Pewter does not always look like the tarnished tankards seen in historic films. It can have a striking white colour, and look quite glorious. Silver is the more desirable of the white “metals”, and traditionally, pewter was viewed as the poor cousin of silver. If someone could afford to purchase the silver version of a piece of jewellery or a decorative item, they would.
In more modern times, pewter has its uses. It looks good as a decorative item, such as those provided by Silver and Pewter Gifts, and it fits in well in homes with an English or Swedish rustic design. Antiques dealer Stuart Atkinson explains that something as simple as a large charger placed on a contemporary kitchen table can make a great centrepiece for the room.
Pewter is an alloy, not strictly just a metal. It is made of tin with small quantities of copper, antimony and bismuth. Pewter was made as far back as the bronze age. There is not a lot of archaeological evidence of its use, because it was easy for people to melt down old pewter pieces when they wanted to make something new. The earliest known piece of pewter is an Abydos flask that was found in a tomb in Egypt. It’s thought that this piece dates back to 1450BC.
The alloy didn’t come to England until much later, during the Roman invasion. The Romans had known about pewter for around 2,000 years by then and knew that to make good pewter required a lot of tin. England was appealing because it had rich tin supplies.
Pewter production peaked in the 17th century, with homes and taverns being filled with jugs, tankards, wine cups, candlesticks, and other pewter goods. There were even toys and buttons made from the alloy. It was affordable, easy to work with, and ubiquitous. By the 18th century, it had started to fall out of fashion. Tea drinking was the next big thing and this meant that the main interest in wares was for pubs.
A resurgence during the Arts and Crafts movement of the 19th century and the 1900s art nouveau scene saw Archibald Knox resenting pewter as highly desirable, with vases, tea sets, inkwells and even clocks of his being highly desirable. The Tudric range did well at London’s Liberty store and even today Liberty pewter pieces can fetch £5,000 up to £20,000 at auction.
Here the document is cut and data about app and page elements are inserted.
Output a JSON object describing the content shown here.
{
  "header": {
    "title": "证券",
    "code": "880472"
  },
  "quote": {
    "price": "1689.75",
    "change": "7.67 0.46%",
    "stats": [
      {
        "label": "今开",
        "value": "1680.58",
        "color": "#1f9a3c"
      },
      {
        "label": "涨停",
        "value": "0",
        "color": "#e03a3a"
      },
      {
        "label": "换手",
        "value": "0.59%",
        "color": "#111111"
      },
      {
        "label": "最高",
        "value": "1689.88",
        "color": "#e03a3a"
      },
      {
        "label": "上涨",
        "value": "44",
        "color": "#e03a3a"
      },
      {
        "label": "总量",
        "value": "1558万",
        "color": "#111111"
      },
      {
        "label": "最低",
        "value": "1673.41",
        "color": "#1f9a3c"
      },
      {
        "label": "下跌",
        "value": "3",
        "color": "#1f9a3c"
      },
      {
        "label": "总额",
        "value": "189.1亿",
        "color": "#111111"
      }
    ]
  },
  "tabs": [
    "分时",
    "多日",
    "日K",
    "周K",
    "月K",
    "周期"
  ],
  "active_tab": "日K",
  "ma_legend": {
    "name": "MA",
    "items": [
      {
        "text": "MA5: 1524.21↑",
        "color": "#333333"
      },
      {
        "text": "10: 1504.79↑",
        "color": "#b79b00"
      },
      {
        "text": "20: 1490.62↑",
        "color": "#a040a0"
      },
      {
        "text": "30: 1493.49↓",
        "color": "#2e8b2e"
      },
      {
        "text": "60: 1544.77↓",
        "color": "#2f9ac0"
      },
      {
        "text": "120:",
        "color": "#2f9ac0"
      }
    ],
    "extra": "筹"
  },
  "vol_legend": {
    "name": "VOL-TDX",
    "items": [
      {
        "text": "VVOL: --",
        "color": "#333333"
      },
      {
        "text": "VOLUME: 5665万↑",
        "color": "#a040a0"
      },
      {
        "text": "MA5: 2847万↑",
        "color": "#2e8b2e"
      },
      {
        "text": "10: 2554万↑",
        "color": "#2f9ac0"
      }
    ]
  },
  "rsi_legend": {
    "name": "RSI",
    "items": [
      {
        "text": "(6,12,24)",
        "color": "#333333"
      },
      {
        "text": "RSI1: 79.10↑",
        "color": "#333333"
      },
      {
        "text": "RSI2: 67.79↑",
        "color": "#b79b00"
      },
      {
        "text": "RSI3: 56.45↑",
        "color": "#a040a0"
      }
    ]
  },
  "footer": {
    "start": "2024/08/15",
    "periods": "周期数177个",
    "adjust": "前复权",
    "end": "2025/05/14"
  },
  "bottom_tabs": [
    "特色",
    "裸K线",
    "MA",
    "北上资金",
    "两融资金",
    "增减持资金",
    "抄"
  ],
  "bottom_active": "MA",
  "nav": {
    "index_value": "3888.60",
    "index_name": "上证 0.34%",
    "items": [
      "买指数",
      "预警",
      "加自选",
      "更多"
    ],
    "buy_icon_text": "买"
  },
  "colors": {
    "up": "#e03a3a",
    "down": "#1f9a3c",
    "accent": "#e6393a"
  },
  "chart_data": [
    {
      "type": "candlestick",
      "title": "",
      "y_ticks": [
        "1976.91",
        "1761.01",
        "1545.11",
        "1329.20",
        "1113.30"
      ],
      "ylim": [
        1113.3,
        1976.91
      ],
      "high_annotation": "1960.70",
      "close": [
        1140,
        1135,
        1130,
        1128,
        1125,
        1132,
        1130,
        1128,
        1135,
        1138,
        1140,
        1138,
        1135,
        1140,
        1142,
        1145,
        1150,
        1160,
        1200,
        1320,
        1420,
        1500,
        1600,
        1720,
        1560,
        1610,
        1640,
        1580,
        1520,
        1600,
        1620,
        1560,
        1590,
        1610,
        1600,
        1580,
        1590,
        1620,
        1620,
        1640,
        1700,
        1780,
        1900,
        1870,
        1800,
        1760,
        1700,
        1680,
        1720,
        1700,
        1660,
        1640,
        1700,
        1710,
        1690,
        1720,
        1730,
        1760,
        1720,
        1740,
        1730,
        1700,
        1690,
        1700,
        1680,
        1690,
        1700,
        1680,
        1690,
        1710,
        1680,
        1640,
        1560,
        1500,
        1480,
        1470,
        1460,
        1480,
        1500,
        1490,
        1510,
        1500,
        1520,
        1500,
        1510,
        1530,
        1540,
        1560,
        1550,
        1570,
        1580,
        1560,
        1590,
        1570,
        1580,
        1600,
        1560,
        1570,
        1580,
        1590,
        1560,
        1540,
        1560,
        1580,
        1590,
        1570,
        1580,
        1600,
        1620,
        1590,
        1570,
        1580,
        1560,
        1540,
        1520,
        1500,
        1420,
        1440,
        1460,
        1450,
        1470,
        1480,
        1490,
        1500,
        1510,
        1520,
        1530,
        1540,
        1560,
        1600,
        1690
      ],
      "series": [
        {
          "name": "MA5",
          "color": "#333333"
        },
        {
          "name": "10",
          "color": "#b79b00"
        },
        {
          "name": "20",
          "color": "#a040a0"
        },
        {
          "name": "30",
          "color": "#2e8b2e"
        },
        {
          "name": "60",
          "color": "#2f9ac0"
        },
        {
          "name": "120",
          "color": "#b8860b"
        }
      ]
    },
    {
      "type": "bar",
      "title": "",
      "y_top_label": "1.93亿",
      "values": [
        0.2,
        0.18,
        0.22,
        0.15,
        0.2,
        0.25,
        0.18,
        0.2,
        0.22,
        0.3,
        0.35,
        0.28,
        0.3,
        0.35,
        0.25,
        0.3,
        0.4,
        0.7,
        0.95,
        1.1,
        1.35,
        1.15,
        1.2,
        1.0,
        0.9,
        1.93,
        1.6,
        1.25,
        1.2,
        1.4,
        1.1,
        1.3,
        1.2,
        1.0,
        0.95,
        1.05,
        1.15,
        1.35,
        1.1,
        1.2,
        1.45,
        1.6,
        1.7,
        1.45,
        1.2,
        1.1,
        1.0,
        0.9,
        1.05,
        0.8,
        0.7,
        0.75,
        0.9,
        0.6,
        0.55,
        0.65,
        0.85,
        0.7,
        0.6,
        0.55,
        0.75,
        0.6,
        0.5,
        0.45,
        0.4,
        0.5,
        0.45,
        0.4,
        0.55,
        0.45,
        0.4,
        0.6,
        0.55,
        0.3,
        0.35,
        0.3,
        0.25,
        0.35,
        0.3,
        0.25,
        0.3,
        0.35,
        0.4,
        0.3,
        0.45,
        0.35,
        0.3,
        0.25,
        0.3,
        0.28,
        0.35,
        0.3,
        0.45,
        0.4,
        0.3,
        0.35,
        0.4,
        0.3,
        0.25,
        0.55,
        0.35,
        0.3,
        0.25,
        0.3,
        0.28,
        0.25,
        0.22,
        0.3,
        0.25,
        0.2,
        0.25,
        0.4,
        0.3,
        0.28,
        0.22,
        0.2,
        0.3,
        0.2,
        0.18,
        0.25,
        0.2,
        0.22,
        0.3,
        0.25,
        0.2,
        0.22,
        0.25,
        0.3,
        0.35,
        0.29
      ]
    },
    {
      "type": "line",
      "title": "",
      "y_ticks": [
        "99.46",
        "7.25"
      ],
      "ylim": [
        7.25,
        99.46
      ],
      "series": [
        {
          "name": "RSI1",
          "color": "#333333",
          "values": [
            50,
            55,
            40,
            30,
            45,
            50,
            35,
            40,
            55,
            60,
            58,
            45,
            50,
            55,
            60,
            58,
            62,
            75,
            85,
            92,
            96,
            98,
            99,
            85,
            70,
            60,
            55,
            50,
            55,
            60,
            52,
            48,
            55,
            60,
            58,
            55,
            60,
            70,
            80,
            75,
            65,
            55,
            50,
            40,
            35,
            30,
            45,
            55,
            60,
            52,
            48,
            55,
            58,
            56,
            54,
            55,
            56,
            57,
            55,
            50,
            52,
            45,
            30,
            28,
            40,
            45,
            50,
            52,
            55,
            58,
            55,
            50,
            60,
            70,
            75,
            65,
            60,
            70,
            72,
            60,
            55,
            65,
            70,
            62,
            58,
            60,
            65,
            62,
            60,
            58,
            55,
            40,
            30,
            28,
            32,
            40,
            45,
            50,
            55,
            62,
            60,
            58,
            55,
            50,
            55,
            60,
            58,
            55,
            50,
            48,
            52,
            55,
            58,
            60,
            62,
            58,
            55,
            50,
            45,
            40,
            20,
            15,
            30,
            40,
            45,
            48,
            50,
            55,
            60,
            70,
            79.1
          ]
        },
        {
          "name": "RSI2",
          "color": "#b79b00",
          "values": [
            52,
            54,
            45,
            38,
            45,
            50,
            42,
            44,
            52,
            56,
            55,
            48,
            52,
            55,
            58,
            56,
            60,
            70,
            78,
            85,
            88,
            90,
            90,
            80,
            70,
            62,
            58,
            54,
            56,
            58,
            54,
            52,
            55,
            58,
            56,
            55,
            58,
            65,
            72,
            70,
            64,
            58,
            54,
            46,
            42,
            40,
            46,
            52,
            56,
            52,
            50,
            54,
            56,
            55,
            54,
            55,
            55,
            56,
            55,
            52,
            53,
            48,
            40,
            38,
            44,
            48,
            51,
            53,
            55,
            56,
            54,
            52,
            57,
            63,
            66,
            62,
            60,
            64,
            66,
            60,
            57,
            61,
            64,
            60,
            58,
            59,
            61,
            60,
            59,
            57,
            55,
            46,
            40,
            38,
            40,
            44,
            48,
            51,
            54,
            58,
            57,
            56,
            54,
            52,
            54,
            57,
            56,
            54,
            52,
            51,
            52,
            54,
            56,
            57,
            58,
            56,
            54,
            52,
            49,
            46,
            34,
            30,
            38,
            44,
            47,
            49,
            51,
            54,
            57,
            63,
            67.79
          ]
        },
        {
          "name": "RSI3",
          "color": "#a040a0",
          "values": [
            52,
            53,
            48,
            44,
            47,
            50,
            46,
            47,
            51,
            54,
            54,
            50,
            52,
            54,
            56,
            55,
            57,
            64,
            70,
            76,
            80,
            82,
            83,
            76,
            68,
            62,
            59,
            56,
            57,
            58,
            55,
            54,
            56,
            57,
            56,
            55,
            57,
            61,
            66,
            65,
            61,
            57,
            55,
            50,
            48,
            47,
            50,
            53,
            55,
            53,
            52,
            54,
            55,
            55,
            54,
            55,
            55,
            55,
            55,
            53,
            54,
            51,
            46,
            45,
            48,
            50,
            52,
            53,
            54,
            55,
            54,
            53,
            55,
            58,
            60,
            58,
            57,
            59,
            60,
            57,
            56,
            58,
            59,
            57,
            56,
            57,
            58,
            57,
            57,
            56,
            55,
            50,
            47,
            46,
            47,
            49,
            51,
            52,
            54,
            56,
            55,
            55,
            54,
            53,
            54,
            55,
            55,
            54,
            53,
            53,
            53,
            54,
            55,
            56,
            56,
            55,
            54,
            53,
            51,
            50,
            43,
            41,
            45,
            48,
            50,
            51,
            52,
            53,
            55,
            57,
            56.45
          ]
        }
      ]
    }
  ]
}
Fontaine, a prominent antique dealer, sells some affordable pewter pieces from the 18th and 19th centuries for £50 to £100. These are great for interior decor and can dress up a restaurant or other room in a unique and eye-catching way.